kingbird is The northern moc kansas! They the state bird of Ar can be seen d do not migrate an kingbirds oc M here year‑round. s, and ng so have very distinct of lls ca e they will mimic th en ev d an als other birds, anim e lik ts jec ob some inanimate ! ter wa ng alarms and drippi

Opossums cannot ha ng upside down from their tails, but the y do use them to hang on to branche s when they’re climbing so that they don’t fall!

They ached to their spines! Turtles’ shells are att ays ir shells but, they alw cannot ever leave the st e from predators. Mo have a safe place to hid e tim ir the of st mo d spen turtles can swim and d toises cannot swim an in the water, while tor e on land. spend most of their tim

Rabbits are eating machines! They will use their noses to turn their food until they find the cleanest part and then they will start eating. You might think that rabbits love carrots, which they do, but, carrots are like candy for rabbits and too much can be bad for them.

Arkansas was once known as The Bear State, thanks to our large population of American black bears! American black bears are not always black! They can come in a wide range of colors and can be all shades of brown, and some are

There are lots of bats that call the caves and forests of Arkansas home, including three endangered species! Bats are the only mammals that can fly! They are mostly nocturnal, using their echolocation to hunt for insects.

even white.

The Little Rock Zoo is home to grizzly bears, which do hibernate, and sloth bears, which do not hibernate. Alligator snapping turtles and two kinds of tortoises also call the zoo their home. The Little Rock Zoo hosts an Animal Ambassador Program, which includes rabbits and opossums, that would be happy to meet you!

There is a mystery brewing in Arkansas. Who is leaving a destructive trail of litter across the state? Otto the Otter is on the case! Follow Otto as he journeys across Arkansas to solve the mystery of who or what is destroying the environment, one piece of litter at a time. From rolling hills and magnificent mountains to grand rivers and majestic lakes, Otto meets an unlikely team of litter-fighting friends along the way to help him solve the Great Arkansas Mystery, as they work together to Keep Arkansas Beautiful.

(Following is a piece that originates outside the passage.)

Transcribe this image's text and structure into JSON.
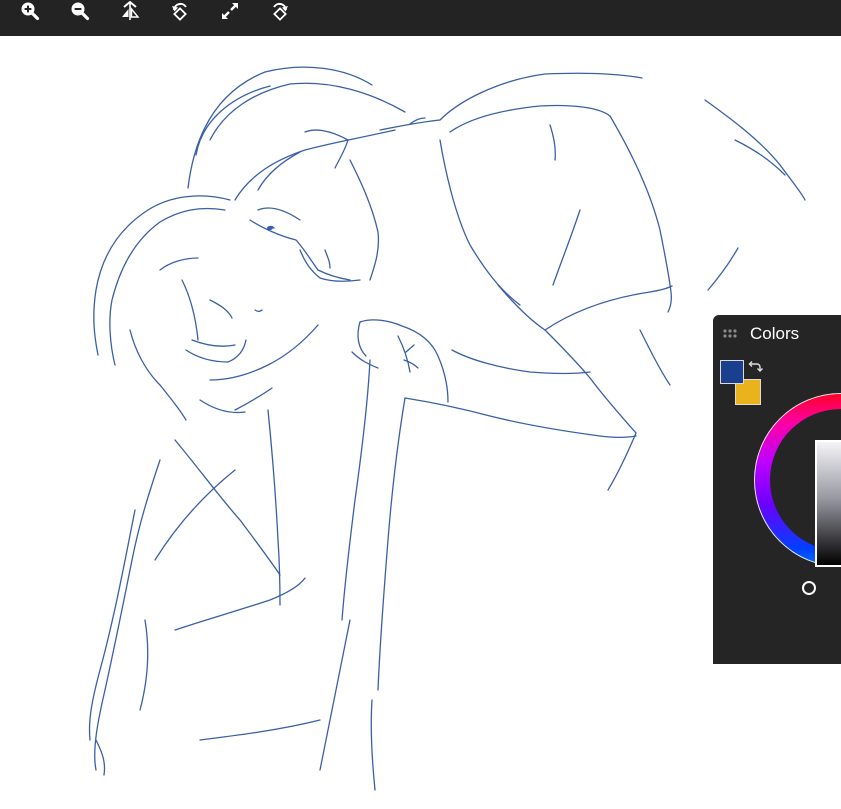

The Keep Arkansas Beautiful Commission (KAB), consisting of a professional staff and a nine-member advisory board appointed by the governor, is a division of the Arkansas Department of Parks, Heritage and Tourism. As a certified state affiliate of Keep America Beautiful Inc., KAB inspires and educates individuals to reduce litter, recycle and keep Arkansas beautiful. KAB is funded through its 1 percent portion of the eighth-cent Conservation Tax and, by mobilizing volunteers, returns to the state a cost benefit of more than $6 in community service for each program dollar spent.